• WORK ORDER
Could you please return each line of the data that has the word "DateListPlot"?

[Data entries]
*** Block opens ***

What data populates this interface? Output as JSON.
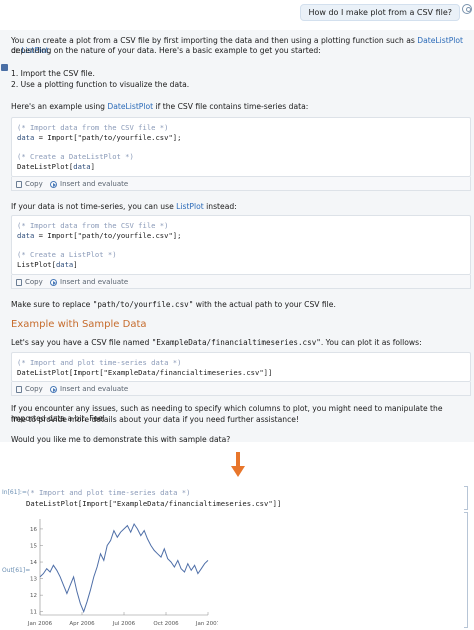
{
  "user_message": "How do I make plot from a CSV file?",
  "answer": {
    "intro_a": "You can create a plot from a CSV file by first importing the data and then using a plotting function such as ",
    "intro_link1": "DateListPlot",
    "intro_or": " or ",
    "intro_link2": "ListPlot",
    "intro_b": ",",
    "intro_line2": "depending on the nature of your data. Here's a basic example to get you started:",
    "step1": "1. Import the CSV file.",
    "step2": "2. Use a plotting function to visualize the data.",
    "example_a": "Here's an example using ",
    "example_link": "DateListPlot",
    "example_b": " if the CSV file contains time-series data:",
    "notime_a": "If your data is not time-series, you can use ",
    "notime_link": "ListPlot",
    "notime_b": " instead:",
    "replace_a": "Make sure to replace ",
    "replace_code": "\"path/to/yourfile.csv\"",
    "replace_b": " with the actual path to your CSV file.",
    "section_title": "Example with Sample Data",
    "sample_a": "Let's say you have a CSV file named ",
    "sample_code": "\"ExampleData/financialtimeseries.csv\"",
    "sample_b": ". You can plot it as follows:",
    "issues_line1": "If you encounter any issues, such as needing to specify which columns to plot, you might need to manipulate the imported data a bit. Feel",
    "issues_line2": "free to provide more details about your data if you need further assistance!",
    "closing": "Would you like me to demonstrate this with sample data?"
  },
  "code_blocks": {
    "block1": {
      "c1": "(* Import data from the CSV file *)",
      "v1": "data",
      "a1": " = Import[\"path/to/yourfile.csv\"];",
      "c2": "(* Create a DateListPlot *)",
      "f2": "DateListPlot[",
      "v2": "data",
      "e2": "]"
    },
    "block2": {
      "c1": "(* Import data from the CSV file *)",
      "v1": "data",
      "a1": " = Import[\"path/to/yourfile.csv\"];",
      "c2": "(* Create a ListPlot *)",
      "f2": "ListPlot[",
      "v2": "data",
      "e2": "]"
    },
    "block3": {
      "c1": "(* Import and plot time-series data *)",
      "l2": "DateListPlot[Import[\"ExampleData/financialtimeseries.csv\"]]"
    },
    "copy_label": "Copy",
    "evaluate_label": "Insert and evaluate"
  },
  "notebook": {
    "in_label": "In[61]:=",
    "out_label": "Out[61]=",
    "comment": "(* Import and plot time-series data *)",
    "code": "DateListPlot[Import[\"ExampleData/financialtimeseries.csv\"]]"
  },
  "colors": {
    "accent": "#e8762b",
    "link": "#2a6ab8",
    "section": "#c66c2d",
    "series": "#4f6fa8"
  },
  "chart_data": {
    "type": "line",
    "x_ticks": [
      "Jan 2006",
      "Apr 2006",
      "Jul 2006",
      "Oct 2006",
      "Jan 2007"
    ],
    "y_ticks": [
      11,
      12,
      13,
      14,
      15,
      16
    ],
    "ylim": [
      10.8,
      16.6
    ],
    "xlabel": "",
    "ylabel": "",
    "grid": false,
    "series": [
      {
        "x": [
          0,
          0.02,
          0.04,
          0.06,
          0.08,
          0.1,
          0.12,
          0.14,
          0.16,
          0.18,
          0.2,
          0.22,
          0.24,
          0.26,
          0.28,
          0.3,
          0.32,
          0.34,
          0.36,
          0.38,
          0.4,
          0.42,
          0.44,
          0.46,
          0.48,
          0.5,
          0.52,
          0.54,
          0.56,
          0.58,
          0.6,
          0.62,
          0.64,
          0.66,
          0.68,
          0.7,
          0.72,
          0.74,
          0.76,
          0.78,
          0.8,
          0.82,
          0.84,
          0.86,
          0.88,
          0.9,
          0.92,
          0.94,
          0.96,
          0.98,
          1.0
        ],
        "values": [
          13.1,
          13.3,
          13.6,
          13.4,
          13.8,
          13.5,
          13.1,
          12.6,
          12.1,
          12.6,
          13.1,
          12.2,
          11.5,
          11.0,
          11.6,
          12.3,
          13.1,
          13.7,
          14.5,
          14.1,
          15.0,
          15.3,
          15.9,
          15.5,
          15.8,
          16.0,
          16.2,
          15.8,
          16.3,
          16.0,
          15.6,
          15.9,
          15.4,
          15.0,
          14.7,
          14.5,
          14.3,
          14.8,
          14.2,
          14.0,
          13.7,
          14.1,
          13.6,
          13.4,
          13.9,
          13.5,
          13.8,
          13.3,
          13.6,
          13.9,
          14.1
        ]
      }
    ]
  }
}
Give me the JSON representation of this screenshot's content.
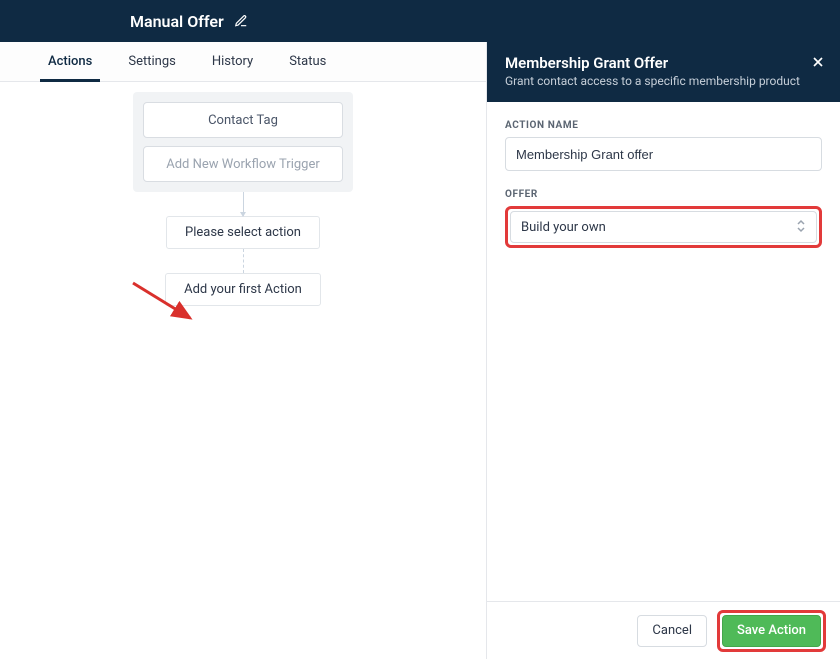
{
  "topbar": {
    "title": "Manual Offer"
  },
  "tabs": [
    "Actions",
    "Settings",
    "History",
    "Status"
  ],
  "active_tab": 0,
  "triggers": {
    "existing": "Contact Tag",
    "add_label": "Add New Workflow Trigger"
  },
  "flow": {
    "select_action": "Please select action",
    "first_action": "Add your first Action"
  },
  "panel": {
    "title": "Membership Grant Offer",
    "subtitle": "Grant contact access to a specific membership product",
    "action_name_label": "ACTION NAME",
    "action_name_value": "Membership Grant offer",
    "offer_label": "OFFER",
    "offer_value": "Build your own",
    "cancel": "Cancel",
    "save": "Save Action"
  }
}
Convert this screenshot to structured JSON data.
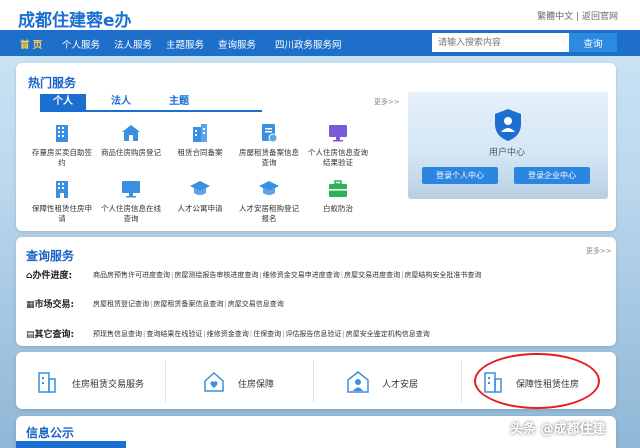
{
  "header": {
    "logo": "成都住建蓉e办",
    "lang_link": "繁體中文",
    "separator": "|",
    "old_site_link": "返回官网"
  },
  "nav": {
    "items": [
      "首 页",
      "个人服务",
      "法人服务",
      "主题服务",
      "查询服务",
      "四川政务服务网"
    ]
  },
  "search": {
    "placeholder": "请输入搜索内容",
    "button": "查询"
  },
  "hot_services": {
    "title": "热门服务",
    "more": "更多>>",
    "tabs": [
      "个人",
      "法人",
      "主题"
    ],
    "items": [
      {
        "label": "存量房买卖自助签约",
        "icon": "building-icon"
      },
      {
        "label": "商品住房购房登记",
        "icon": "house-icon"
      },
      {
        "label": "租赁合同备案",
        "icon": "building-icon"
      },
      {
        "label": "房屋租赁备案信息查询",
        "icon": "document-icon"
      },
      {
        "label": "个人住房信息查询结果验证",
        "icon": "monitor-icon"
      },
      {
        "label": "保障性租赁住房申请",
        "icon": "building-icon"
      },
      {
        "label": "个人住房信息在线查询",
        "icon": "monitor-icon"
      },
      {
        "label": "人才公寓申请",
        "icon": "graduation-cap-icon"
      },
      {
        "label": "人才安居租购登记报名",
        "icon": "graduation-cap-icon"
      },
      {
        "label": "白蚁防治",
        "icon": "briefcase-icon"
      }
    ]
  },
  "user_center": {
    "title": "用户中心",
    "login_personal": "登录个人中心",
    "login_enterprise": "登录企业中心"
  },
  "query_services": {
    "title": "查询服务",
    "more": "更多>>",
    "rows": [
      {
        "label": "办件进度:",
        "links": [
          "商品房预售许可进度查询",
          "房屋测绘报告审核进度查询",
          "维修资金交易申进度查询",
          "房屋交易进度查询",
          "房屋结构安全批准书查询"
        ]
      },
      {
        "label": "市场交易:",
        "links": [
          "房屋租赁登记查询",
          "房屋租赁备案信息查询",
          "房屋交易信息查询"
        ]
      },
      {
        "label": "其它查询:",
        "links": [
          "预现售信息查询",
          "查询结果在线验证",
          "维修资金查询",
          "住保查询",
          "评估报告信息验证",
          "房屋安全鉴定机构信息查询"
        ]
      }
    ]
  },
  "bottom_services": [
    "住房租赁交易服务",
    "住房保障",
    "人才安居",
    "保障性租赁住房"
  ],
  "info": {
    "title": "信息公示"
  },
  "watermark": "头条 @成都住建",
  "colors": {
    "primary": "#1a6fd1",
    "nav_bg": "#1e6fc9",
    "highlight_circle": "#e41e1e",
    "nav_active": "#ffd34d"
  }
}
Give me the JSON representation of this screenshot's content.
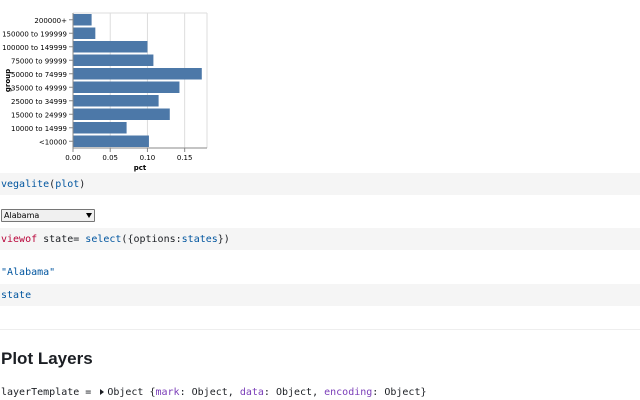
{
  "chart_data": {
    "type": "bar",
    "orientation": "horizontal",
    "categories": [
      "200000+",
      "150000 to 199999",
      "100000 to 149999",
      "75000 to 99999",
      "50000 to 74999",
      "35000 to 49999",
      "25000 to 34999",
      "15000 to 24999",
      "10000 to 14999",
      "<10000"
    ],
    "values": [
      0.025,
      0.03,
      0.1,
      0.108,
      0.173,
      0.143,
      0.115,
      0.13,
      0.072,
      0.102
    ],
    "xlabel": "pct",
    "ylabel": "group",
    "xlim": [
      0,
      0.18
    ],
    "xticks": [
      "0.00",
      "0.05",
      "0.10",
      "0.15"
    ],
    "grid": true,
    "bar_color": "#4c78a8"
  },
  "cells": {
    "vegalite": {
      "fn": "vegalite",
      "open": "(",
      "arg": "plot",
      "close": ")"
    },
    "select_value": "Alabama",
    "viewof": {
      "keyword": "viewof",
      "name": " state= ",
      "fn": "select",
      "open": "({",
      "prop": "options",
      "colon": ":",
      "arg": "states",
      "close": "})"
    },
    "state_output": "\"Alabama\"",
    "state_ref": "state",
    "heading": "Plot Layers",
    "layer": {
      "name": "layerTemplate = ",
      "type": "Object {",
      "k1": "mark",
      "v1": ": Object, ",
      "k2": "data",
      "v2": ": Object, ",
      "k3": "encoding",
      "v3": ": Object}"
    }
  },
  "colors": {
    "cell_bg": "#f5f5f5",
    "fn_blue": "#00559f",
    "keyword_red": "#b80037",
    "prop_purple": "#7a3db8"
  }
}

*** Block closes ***

• THE COMPLETED TASK
    "intro_link1": "DateListPlot",
    "example_link": "DateListPlot",
      "c2": "(* Create a DateListPlot *)",
      "f2": "DateListPlot[",
      "l2": "DateListPlot[Import[\"ExampleData/financialtimeseries.csv\"]]"
    "code": "DateListPlot[Import[\"ExampleData/financialtimeseries.csv\"]]"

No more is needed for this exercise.